[Dataset rows describing interfaces]
>>>>>
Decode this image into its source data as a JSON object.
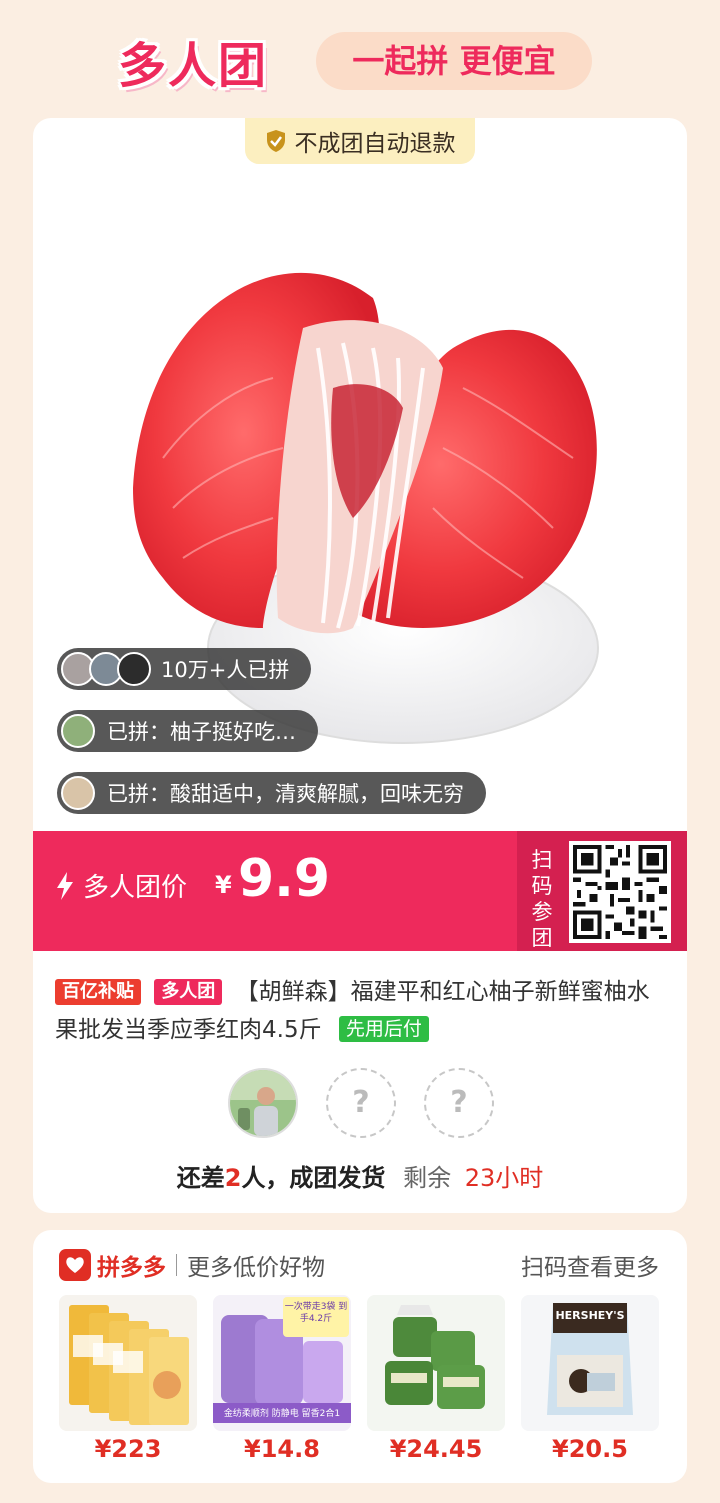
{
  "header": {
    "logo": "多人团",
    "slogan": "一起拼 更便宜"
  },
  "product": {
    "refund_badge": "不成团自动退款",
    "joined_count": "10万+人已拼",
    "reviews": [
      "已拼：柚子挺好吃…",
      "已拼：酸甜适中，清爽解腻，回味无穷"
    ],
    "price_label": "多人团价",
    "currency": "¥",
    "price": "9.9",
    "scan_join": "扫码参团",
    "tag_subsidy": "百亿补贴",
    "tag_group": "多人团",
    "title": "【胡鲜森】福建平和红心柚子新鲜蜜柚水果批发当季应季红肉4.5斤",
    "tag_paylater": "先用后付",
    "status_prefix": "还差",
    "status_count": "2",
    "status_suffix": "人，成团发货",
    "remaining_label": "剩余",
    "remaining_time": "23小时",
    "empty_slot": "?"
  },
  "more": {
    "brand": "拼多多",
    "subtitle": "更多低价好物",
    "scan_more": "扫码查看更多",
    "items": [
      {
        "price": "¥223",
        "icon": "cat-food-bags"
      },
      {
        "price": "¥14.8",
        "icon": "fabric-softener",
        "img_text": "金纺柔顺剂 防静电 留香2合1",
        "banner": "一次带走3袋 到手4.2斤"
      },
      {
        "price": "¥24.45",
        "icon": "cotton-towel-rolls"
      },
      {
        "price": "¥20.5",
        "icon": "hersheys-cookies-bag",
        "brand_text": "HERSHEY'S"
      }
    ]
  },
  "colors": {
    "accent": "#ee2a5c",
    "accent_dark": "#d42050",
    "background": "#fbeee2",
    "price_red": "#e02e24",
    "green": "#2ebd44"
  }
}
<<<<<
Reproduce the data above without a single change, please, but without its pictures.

Decode this image into its source data as a JSON object.
{
  "header": {
    "logo": "多人团",
    "slogan": "一起拼 更便宜"
  },
  "product": {
    "refund_badge": "不成团自动退款",
    "joined_count": "10万+人已拼",
    "reviews": [
      "已拼：柚子挺好吃…",
      "已拼：酸甜适中，清爽解腻，回味无穷"
    ],
    "price_label": "多人团价",
    "currency": "¥",
    "price": "9.9",
    "scan_join": "扫码参团",
    "tag_subsidy": "百亿补贴",
    "tag_group": "多人团",
    "title": "【胡鲜森】福建平和红心柚子新鲜蜜柚水果批发当季应季红肉4.5斤",
    "tag_paylater": "先用后付",
    "status_prefix": "还差",
    "status_count": "2",
    "status_suffix": "人，成团发货",
    "remaining_label": "剩余",
    "remaining_time": "23小时",
    "empty_slot": "?"
  },
  "more": {
    "brand": "拼多多",
    "subtitle": "更多低价好物",
    "scan_more": "扫码查看更多",
    "items": [
      {
        "price": "¥223",
        "icon": "cat-food-bags"
      },
      {
        "price": "¥14.8",
        "icon": "fabric-softener",
        "img_text": "金纺柔顺剂 防静电 留香2合1",
        "banner": "一次带走3袋 到手4.2斤"
      },
      {
        "price": "¥24.45",
        "icon": "cotton-towel-rolls"
      },
      {
        "price": "¥20.5",
        "icon": "hersheys-cookies-bag",
        "brand_text": "HERSHEY'S"
      }
    ]
  },
  "colors": {
    "accent": "#ee2a5c",
    "accent_dark": "#d42050",
    "background": "#fbeee2",
    "price_red": "#e02e24",
    "green": "#2ebd44"
  }
}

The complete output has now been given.